Director: Oliver Stone
Writers: Allan Loeb and Stephen Schiff
Cast: Michael Douglas, Shia LaBeouf, Josh Brolin, Carey Mulligan, Susan Sarandon, Frank Langella, Eli Wallach
Rating: PG-13 (brief strong language and thematic elements)
Running Time: 133 min
Release Date: 9/24/10
The insider trading scandals of the mid-1980s inspired Oliver Stones classic Wall Street and so it should be no surprise that the current mortgage induced economic recession would inspire a sequel. One might have expected a scathing leftwing attack on Wall Street blaming them for everything. Or, perhaps Gordon Gekko (Michael Douglas) would have moved from the world of leverage buyout and insider trades to credit default swaps. But, this film is not quite that and shows a considerable growth in Oliver Stone’s world view.
We start with Gekko leaving prison after severing a very longs sentence for his misdeeds. There is an allusion to the previous film as Gekko is given his personal possessions and walls out the prison gates where a limousine is waiting not for him but rather or a drug kingpin. The world has changed and the story revolves to a great extent on the relationship between young upcoming Wall Streeter Jake Moore (Shia LaBeouf) and Gekko’s daughter Winnie (Cary Mulligan).
While Jack in some sense has the Bud Fox role, he is not nearly as hungry and in general is a more sympathetic character. Winnie has become estranged from her father and wants nothing to do with him or a certain Swiss bank account that will plan key role in the plot. Gekko for his part has written a book, “Is Greed Good?” It is during an appearance to promote this book that Gekko and Jack cross paths. After being told of Jack’s plans to marry his daughter, Gekko becomes interested in using Jack as a bridge to make amends with Winnie.

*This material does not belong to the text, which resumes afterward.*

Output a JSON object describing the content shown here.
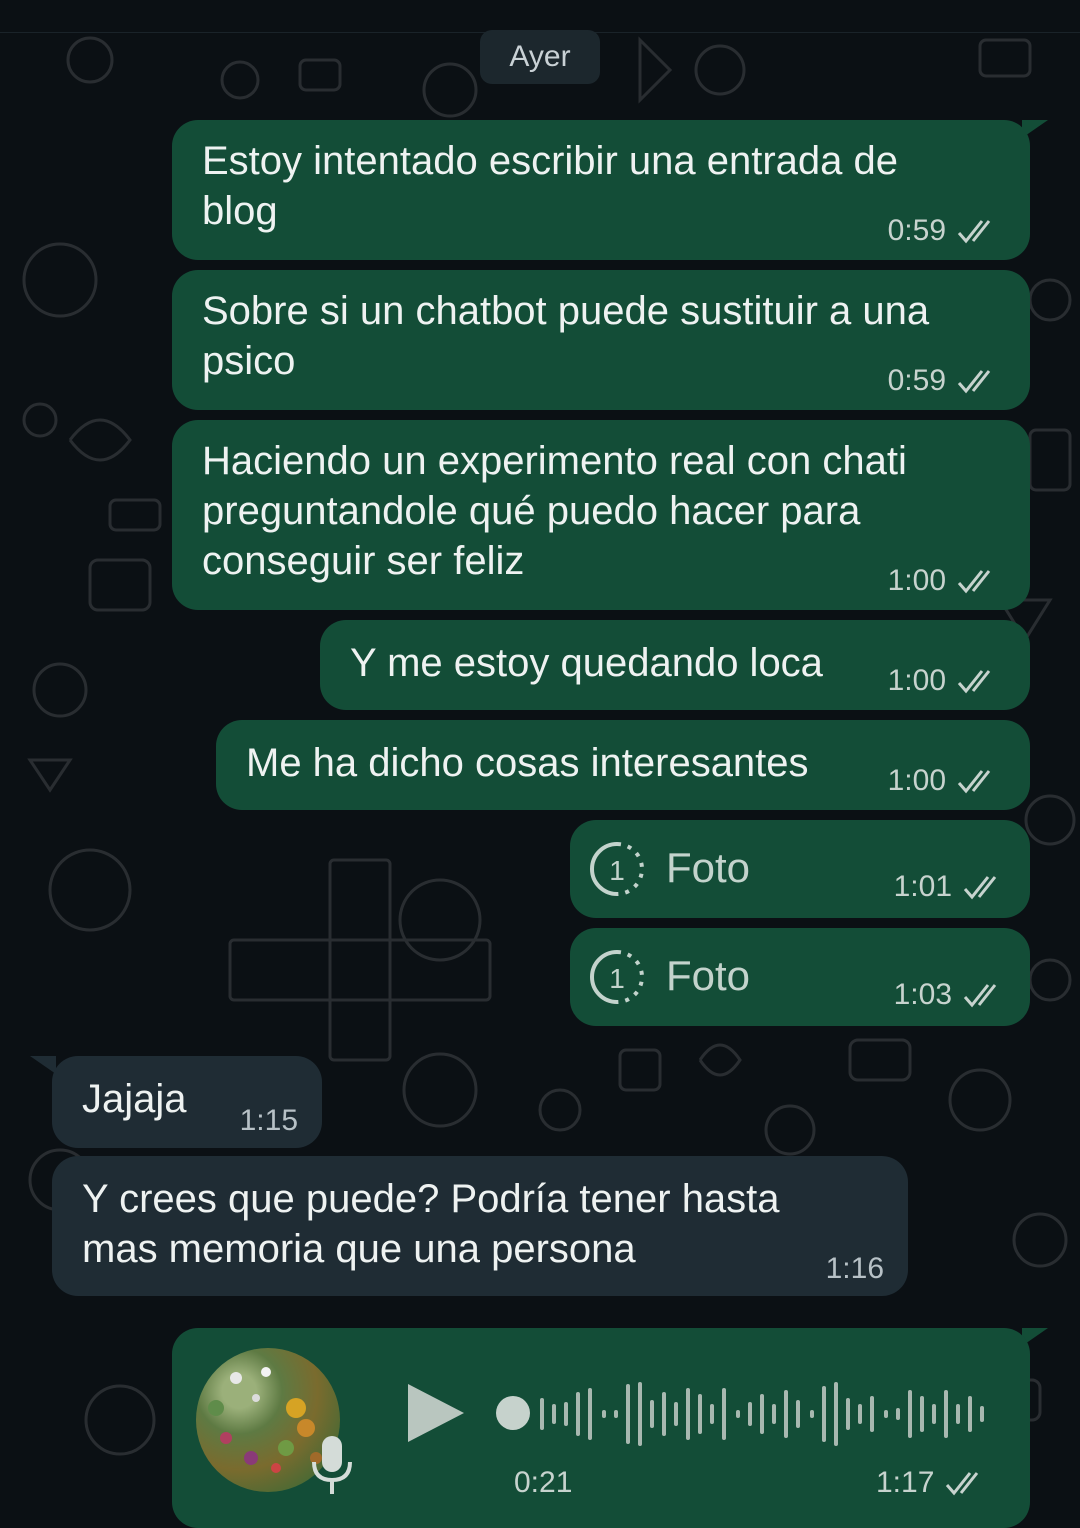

However, money fans, the whole show isn’t a touchy feely soap opera. The money plot is set against the looming financial crisis of 2008. Jack’s beloved mentor, Louis Zabel (Frank Langella), is an old Street hand who is CEO of a firm similar to Lehman. While I don’t side with the screaming Anti-Wall Street outraged-at-the-bonuses crowd, it seems to me that Frank Zabel is a far more sympathetic character than his counter parts were in real life. A rival firm lead by Bretton James (Jeff Bolin) has put out rumors of Jack’s firms insolvency and is heavily shorting the stock from an offshore hedge fund. This ultimately forces Frank Zabel to sell his firm for a pittance. Zabel’s subsequent suicide motivates Jeff into a revenge plot that impresses James.

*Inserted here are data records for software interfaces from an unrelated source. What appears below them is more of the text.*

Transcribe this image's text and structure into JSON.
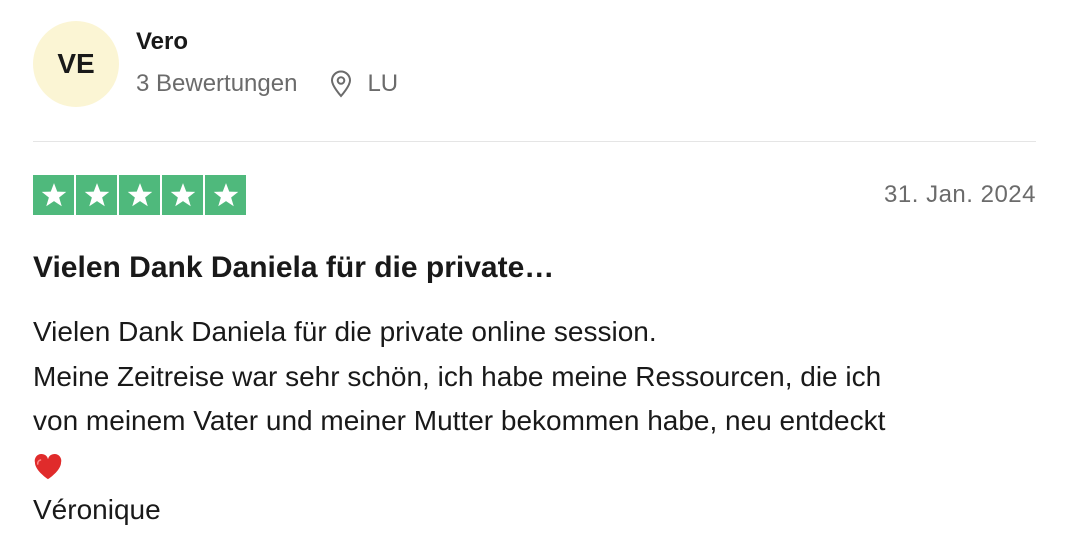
{
  "reviewer": {
    "initials": "VE",
    "name": "Vero",
    "reviews_count": "3 Bewertungen",
    "location": "LU",
    "avatar_color": "#fbf5d4"
  },
  "review": {
    "rating": 5,
    "max_rating": 5,
    "star_color": "#4fb97c",
    "date": "31. Jan. 2024",
    "title": "Vielen Dank Daniela für die private…",
    "body_lines": [
      "Vielen Dank Daniela für die private online session.",
      "Meine Zeitreise war sehr schön, ich habe meine Ressourcen, die ich",
      "von meinem Vater und meiner Mutter bekommen habe, neu entdeckt"
    ],
    "heart_icon": "red-heart-icon",
    "signature": "Véronique"
  }
}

One notable theme which caught my attention because it goes against the typical liberal Hollywood view is the film’s treatment of the “green energy” issue. One of Jeff’s core projects is his support for United Fusion Corporation. It is urgently in need of $100 million in venture capital to continue its work developing this ultimate energy source. Jack’s management is more interested in traditional sources, i.e., oil. Surprisingly, solar energy is being supported by the energy companies as their preferred energy alternative because they know it won’t be able to compete with coal and oil. As an aside this is a possibility the viewer should consider carefully in there think about the energy issue.

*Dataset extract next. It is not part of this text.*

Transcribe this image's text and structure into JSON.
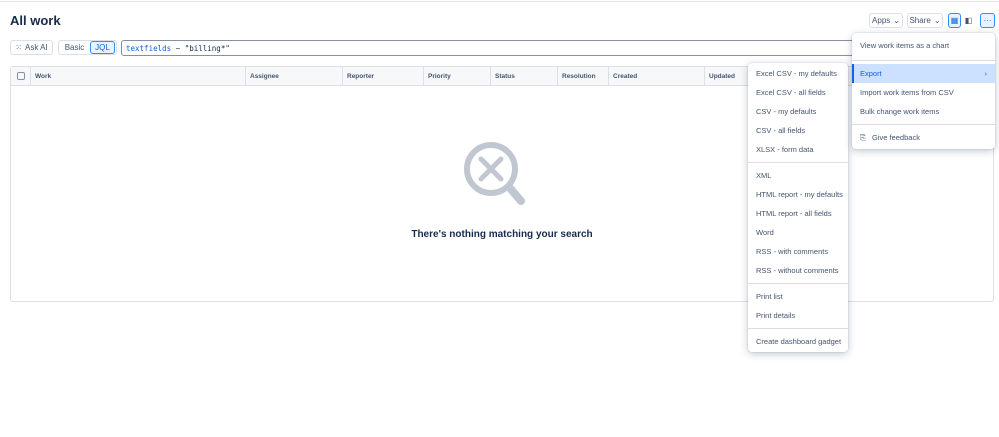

Wall Street: Money Never Sleeps lacks some of the energy of the original film. But, I must give it credit for not becoming populist diatribe. The ultimately it shows that the reason we are in current financial crisis is not just the Wall Streeter’s greed but rather everyone’s. There would never have been the mortgage crisis if so many people hadn’t taken out loans that they couldn’t afford, if individual mortgage brokers hadn’t lied, and if politicians and regulators had shown some better judgment in letting this go on year after year, and if the public would have been rightly predicted to turn on any politicians that had tried to prevent it.